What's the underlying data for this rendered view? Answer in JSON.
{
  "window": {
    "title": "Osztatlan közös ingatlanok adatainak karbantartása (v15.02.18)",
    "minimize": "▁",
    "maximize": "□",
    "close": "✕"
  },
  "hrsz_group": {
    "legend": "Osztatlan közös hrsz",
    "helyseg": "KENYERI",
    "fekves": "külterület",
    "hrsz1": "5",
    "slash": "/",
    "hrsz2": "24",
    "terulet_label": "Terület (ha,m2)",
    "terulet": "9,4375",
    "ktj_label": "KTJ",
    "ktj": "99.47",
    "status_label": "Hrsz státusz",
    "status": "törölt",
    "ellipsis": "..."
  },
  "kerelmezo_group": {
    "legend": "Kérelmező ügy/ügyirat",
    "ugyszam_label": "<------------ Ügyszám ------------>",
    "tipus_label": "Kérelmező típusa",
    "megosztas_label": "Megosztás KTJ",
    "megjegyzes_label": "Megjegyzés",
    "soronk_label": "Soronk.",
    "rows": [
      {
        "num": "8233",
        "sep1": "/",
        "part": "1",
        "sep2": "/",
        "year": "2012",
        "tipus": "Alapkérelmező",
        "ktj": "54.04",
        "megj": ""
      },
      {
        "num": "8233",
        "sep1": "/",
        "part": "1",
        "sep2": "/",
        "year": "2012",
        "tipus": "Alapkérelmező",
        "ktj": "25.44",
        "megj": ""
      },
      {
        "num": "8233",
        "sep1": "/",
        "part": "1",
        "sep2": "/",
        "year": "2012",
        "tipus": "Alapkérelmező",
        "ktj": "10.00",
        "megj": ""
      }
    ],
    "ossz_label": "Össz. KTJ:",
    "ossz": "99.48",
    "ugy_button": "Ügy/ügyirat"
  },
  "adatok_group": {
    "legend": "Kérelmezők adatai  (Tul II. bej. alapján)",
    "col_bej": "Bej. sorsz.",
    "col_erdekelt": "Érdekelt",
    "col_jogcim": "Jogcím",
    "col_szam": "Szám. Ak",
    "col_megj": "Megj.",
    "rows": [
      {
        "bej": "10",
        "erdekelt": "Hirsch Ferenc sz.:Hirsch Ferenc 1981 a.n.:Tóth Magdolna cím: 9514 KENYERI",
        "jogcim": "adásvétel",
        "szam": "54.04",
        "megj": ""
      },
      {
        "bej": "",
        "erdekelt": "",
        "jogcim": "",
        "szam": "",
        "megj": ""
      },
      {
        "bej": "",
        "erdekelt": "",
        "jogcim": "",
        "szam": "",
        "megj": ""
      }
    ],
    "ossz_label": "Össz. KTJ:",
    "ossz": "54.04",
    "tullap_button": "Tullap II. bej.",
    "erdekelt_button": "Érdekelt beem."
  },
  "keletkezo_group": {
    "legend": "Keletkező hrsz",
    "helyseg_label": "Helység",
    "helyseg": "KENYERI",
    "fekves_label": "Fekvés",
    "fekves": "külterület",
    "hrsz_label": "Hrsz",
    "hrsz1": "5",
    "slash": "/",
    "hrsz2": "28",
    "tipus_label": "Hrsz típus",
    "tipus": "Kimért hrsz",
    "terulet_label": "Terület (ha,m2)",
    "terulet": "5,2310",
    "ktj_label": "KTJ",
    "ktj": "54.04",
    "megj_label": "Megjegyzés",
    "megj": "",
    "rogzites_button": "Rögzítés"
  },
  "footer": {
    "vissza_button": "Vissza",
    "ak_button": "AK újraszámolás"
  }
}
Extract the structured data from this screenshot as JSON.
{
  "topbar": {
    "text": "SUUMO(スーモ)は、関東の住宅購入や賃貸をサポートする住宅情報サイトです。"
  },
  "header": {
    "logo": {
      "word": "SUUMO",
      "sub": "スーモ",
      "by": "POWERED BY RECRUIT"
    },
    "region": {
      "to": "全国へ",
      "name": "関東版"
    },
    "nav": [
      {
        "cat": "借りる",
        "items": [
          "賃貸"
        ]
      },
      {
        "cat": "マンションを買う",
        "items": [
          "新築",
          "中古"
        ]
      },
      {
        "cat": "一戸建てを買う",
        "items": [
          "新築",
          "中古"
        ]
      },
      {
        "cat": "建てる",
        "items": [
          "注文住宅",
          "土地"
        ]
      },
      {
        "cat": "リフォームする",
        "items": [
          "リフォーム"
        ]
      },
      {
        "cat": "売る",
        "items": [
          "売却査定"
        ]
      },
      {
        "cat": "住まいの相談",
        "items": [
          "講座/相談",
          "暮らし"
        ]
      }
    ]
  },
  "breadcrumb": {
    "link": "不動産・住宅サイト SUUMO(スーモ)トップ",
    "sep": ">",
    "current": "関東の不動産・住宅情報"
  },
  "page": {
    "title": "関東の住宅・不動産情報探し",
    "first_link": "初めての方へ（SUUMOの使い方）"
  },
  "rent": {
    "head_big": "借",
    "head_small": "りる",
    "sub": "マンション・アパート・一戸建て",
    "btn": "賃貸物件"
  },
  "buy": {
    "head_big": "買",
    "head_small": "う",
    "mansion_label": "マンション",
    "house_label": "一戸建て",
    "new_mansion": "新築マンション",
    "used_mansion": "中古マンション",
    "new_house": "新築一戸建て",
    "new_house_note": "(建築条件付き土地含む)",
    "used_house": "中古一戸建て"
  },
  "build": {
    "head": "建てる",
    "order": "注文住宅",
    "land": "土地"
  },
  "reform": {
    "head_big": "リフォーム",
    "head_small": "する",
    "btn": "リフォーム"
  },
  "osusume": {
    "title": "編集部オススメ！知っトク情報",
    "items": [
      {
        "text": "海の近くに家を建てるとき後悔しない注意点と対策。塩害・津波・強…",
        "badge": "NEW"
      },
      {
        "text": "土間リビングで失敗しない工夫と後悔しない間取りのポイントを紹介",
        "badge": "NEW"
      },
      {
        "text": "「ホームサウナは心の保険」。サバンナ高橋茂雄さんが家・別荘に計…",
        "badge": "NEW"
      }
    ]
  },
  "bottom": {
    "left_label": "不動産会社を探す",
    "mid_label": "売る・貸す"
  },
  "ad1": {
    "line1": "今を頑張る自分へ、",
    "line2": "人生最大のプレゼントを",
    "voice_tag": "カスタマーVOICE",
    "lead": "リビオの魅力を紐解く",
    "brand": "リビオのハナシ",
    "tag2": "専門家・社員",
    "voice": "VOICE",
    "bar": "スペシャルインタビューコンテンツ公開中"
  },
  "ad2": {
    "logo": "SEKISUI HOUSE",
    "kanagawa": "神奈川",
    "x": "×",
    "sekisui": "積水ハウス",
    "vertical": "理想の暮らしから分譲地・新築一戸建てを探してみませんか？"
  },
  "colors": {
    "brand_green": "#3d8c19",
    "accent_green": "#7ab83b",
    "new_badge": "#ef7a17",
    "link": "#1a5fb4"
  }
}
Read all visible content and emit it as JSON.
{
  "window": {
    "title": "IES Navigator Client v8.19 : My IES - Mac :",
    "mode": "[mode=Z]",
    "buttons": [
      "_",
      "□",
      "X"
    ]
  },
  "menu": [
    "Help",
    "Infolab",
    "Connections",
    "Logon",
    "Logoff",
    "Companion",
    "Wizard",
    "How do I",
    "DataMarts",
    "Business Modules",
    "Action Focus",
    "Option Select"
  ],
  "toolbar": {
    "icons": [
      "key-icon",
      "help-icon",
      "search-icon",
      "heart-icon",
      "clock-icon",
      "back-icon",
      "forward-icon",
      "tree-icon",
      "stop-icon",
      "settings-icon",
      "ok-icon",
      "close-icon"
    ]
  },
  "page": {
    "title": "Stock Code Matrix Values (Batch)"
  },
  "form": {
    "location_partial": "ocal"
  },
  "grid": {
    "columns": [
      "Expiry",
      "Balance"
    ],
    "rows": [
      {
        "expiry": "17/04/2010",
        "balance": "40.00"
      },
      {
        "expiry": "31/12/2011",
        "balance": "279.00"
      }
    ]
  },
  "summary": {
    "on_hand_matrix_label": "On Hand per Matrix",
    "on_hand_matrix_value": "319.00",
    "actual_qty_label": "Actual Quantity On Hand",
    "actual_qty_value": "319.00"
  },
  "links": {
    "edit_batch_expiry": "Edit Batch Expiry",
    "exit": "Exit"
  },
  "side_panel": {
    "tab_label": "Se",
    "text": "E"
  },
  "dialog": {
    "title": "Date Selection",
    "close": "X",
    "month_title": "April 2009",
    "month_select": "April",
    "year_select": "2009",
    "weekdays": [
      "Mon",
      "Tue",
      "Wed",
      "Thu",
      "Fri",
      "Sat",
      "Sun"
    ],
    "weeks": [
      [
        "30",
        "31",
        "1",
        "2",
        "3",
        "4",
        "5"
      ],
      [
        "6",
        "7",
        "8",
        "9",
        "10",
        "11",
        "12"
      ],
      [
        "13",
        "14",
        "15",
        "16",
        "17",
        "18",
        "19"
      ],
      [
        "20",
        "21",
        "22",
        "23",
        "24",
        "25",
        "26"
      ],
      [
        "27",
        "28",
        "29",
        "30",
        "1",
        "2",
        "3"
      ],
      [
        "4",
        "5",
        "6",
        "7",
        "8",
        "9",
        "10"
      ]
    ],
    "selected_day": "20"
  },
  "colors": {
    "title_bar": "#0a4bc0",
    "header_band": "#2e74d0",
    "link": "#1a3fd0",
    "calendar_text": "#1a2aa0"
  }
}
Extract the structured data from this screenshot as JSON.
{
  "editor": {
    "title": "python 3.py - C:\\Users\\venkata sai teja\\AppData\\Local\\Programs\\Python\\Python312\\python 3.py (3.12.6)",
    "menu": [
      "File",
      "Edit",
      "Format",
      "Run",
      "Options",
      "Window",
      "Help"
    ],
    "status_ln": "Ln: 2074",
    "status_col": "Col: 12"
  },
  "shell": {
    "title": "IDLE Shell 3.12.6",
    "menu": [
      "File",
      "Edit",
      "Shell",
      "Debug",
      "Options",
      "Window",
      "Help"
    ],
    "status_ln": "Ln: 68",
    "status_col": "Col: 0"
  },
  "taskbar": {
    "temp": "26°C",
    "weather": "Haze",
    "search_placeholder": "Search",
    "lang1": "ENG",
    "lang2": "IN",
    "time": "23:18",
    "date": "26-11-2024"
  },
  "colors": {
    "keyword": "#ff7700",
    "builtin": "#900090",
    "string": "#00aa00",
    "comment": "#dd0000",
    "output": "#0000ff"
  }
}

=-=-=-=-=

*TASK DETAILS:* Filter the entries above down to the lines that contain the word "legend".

*COMPLETED TASK:*
    "legend": "Osztatlan közös hrsz",
    "legend": "Kérelmező ügy/ügyirat",
    "legend": "Kérelmezők adatai  (Tul II. bej. alapján)",
    "legend": "Keletkező hrsz",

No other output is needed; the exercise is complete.